To get pensions communications right scheme managers must think about everyone they know (and what they care about in pensions), says Hannah Lewis, director of Behave London

Hannah Lewis will be at Pensions Communications Forum to talk about what Behave London’s research has uncovered so far, and what that means for the future of defined contribution. To hear from her and other speakers register here.

As part of our Make-DC-Better research, we looked at over 17,000 enquiries sent to The Pension Advisory Service (TPAS) between April and November this year, since ’freedom and choice’ blew its chilly winds up pensions’ proverbial skirt.

The enquiries are a brilliantly rich set of data, covering age, gender, marital status, regional variation – and what people’s concerns are about their pensions.

What we found surprised us on two fronts. On the one hand the data reinforced some stereotypes, but on the other hand we’ve picked up new trends.

It’s worth noting that TPAS has seen contact volumes roughly double in the last year. Considering they don’t advertise, that alone tells us that all the changes to pensions, and the wave of press about them, have served to make the general public twice as aware.

1) Married, separated or divorced – the most engaged.

If you’re married, I expect you’ve had the cheery conversation a few times about what would happen to your money if you died. Sometimes that conversation is even about pensions. Those who were attached (or had recently de-attached) were overwhelmingly the most engaged – and made up around 70% of the enquiries.

Although there are a large chunk of people who “prefer not to say”, those identifying as single made up just 16% of all enquiries. It wasn’t that the single people were especially young, either. It could be as simple as the single simply care less (because no one is affected by their pension other than them, unless they happen to be a parent). It’s definitely an area we’re looking into further.

2) Men outnumber women.

For every six women who got in contact, 10 men did.


This isn’t unsurprising, given that for those currently in their 60s and 70s, it was much more common for married women to work part time or or stay at home.

When we analysed the content of the enquiries, the most common two words that came up for the over 70’s was “Wife” and “State”. Men were enquiring what would happen to their wife in respect of their state pension when they died.


However, men overwhelmingly make up more of the online enquiries, regardless of age. We suspect that this is purely down to more of them having pensions, but we’re investigating this further, using other data.

3) People are leaving it late. Very late.

The mean age of people contacting TPAS is 57 and that should raise alarm bells.

We’re conducting research right now in to how to get people to engage, and we’re testing a range of innovative tactics that can be used in pension communication.

By looking at the real enquiries that are coming in to TPAS, and then analysing the pension communications that were submitted to us by pension funds all over the UK, we’re forming new ideas.

As 45% of people contacting TPAS were aged 55-65, it certainly seems we need to get members engaged earlier!

Why testing?

Experiments are the only clean way to know what drives behaviour change, whether positive or negative.

You might want to re-write all your member communications in one go. You could put a whole host of behavioural “nudges” in the text to get people to engage.
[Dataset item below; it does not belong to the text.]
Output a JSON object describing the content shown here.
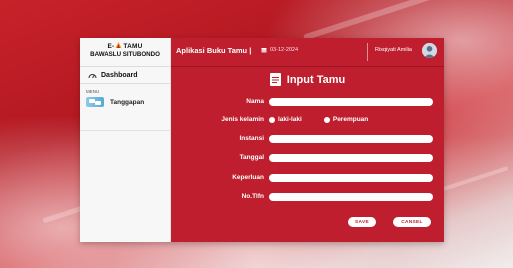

The issue is that if you do several at the same time, you won’t which ones were effective! That’s why we’re doing testing scientifically – so that we can check what helps drive engagement, and build clear communications. It’s very often not what you think.

Think you can ask members what they want? In focus groups?

Think again! Be wary of asking your member about their preferences, instead of conducting experiments. What people say they do and how they really act are not always the same. Just think about, well, everyone you know.